▶ **Exercise**:
Using the records below, filter out every line that lacks "pressure" and copy the rest.

▶ **The data**:

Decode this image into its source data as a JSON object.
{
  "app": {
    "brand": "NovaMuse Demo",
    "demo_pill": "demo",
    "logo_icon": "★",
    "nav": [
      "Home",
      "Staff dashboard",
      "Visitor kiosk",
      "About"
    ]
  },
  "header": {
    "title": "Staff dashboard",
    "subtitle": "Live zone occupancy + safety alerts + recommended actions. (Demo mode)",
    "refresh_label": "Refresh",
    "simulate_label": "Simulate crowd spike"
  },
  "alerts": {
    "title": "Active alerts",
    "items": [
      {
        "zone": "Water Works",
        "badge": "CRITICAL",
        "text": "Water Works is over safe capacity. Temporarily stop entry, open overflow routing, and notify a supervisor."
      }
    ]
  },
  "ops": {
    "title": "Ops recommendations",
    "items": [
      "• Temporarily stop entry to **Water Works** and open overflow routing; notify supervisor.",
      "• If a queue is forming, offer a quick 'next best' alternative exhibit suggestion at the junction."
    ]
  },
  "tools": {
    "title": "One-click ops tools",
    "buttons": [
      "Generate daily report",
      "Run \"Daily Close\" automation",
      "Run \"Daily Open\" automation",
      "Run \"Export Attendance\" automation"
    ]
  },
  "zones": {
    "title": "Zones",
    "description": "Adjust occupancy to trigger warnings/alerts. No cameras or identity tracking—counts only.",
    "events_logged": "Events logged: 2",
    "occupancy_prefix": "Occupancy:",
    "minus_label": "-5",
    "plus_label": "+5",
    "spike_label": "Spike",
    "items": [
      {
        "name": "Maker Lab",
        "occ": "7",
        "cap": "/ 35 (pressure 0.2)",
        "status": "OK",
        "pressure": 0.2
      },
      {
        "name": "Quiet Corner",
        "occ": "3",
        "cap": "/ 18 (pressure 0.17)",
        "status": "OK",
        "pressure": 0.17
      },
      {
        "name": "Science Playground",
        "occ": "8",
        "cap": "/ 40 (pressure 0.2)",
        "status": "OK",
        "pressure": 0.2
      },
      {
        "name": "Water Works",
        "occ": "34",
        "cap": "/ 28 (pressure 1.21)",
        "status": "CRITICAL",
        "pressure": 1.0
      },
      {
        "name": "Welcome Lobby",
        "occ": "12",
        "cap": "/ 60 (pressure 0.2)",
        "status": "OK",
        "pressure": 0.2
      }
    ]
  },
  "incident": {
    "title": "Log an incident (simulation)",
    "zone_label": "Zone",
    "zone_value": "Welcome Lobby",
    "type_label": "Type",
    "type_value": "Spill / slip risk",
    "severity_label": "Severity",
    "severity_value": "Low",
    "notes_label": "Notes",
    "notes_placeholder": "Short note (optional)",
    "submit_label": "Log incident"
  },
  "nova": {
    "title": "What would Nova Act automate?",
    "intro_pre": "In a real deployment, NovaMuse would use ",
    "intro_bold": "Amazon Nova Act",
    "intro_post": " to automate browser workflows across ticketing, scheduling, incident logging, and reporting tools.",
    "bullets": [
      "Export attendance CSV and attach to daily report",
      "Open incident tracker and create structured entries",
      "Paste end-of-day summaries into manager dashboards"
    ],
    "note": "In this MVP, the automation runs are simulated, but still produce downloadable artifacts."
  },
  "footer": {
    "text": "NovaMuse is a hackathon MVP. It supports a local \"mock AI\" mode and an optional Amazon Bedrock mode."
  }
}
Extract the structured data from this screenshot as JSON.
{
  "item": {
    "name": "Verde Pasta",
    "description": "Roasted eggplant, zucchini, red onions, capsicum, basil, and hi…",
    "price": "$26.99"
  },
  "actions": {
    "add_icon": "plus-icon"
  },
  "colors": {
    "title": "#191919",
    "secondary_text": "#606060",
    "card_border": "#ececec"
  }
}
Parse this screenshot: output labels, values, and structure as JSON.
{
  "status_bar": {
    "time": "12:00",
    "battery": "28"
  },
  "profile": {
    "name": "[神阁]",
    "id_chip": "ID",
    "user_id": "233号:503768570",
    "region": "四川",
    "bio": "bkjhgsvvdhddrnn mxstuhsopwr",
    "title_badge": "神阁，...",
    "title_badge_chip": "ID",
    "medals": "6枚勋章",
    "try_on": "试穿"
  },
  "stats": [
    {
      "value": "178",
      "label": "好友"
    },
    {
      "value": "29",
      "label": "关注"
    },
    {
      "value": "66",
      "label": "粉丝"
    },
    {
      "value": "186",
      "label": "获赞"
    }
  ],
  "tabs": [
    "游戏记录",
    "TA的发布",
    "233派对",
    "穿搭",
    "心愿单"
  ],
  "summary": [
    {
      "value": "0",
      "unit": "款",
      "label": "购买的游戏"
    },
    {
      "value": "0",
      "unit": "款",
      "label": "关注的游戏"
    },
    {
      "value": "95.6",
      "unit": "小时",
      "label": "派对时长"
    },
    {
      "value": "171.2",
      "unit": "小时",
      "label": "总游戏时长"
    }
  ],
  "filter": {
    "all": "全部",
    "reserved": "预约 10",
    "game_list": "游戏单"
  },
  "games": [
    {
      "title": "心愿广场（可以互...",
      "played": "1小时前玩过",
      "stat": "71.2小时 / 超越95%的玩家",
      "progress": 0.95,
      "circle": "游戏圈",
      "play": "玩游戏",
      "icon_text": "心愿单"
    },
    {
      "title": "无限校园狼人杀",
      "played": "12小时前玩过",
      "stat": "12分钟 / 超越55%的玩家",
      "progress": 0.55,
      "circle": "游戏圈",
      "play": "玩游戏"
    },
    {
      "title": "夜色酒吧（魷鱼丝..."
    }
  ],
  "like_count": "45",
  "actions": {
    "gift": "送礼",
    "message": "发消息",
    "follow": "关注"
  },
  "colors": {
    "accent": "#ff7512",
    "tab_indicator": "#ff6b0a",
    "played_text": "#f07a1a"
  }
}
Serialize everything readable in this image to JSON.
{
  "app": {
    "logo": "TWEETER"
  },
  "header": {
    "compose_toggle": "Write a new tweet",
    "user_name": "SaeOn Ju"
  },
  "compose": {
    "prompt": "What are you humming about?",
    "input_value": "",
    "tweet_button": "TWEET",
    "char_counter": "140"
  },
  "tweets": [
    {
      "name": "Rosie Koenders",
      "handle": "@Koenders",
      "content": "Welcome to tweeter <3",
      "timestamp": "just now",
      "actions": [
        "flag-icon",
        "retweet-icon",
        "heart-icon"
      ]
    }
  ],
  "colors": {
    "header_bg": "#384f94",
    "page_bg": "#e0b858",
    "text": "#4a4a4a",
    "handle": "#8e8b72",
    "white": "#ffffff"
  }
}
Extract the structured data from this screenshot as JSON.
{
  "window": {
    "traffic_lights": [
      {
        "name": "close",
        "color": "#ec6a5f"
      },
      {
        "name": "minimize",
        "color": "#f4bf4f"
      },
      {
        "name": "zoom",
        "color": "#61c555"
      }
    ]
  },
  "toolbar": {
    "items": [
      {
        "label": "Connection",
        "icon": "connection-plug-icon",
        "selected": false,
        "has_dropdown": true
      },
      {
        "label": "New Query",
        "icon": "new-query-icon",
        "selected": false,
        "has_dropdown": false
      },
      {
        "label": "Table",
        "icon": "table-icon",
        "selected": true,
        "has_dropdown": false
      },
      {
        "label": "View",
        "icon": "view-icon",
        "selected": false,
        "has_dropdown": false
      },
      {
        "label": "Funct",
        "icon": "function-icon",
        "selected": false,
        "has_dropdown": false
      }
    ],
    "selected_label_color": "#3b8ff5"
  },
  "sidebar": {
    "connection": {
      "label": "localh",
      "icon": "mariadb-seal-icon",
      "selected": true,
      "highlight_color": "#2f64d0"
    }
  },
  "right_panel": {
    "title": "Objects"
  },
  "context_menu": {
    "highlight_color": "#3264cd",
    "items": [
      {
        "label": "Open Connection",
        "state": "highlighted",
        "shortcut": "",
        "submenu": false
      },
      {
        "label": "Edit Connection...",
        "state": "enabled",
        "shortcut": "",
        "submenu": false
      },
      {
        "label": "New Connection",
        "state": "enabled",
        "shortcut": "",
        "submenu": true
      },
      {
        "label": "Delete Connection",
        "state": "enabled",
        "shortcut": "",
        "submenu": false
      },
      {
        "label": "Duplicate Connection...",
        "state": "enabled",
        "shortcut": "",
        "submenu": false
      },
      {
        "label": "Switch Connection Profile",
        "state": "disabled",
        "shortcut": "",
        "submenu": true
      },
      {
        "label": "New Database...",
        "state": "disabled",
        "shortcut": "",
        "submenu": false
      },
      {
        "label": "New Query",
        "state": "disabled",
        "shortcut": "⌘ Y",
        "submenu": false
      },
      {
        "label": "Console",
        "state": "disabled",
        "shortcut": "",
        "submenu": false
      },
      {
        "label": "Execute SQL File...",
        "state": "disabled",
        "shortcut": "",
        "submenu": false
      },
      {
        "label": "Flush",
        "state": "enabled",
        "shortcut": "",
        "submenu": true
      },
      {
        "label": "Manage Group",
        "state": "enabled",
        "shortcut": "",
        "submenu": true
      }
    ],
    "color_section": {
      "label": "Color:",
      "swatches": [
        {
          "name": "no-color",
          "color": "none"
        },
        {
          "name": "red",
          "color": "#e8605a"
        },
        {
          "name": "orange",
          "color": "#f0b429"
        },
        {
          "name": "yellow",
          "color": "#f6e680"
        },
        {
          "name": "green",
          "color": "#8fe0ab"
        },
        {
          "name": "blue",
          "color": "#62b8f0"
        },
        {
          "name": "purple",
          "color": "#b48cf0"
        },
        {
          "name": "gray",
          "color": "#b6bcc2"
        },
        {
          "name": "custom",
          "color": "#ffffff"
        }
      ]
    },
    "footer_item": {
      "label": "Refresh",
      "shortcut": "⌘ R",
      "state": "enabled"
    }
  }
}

▶ **Reply to the exercise**:
        "cap": "/ 35 (pressure 0.2)",
        "pressure": 0.2
        "cap": "/ 18 (pressure 0.17)",
        "pressure": 0.17
        "cap": "/ 40 (pressure 0.2)",
        "pressure": 0.2
        "cap": "/ 28 (pressure 1.21)",
        "pressure": 1.0
        "cap": "/ 60 (pressure 0.2)",
        "pressure": 0.2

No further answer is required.